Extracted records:
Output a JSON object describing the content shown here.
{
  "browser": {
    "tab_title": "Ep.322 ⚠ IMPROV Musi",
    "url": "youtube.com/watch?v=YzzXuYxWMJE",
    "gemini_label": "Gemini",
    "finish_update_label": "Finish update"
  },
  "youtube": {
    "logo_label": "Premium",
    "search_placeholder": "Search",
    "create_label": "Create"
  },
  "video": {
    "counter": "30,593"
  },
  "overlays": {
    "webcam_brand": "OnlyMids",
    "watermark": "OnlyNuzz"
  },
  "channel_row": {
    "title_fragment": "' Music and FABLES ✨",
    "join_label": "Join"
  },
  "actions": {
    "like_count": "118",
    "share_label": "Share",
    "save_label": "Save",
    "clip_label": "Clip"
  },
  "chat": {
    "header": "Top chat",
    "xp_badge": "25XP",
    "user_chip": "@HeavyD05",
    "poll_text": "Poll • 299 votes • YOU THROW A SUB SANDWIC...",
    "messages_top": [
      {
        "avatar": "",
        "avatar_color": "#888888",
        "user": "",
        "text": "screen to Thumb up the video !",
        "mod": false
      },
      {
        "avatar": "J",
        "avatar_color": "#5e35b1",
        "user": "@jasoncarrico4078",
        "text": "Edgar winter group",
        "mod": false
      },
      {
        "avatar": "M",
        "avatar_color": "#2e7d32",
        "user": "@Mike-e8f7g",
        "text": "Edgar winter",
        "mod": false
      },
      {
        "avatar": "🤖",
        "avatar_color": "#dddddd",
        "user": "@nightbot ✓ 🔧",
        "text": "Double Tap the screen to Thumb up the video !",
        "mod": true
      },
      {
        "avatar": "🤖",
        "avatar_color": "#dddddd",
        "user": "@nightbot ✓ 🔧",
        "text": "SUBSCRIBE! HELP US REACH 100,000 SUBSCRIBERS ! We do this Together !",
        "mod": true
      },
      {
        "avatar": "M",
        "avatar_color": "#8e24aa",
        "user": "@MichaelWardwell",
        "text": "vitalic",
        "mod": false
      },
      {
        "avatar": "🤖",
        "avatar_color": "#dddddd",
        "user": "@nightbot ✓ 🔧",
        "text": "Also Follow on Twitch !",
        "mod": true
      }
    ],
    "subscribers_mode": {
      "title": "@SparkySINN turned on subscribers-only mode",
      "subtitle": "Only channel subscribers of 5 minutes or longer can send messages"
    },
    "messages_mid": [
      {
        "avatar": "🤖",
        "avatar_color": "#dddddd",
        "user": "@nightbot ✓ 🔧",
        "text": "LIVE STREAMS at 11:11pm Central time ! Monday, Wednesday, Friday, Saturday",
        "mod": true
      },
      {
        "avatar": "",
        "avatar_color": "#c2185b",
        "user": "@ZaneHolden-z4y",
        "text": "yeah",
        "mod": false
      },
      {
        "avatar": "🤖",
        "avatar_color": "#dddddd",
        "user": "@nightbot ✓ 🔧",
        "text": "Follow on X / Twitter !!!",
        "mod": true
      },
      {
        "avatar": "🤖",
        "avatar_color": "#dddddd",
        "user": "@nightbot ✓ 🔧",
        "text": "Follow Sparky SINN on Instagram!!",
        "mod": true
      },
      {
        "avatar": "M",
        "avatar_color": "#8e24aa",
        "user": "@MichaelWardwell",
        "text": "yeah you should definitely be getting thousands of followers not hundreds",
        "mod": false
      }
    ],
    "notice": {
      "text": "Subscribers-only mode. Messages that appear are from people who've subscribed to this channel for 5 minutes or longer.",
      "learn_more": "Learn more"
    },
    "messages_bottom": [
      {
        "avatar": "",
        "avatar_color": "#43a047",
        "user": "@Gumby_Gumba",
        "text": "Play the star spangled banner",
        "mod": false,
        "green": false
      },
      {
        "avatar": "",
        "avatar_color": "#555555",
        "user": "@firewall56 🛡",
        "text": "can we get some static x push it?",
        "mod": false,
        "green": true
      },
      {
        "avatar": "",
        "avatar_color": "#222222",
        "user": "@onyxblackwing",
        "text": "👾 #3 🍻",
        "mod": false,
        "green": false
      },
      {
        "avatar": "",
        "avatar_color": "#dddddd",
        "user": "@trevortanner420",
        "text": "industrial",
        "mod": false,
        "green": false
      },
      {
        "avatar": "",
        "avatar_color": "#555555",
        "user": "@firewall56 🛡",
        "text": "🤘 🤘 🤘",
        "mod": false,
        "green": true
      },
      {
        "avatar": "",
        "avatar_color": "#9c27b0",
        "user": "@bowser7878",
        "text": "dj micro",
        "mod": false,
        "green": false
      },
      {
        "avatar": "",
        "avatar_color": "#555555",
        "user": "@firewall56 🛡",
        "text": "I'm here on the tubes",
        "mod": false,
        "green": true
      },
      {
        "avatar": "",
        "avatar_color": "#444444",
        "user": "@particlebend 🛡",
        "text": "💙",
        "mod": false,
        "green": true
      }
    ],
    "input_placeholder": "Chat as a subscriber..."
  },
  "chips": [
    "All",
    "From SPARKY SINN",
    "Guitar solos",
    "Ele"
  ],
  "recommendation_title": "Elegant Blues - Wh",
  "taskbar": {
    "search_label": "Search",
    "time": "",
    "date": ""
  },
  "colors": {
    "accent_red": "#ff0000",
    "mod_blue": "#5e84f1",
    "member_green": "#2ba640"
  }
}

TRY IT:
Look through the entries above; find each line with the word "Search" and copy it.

SOLUTION TO THE PROBLEM:
    "search_placeholder": "Search",
    "search_label": "Search",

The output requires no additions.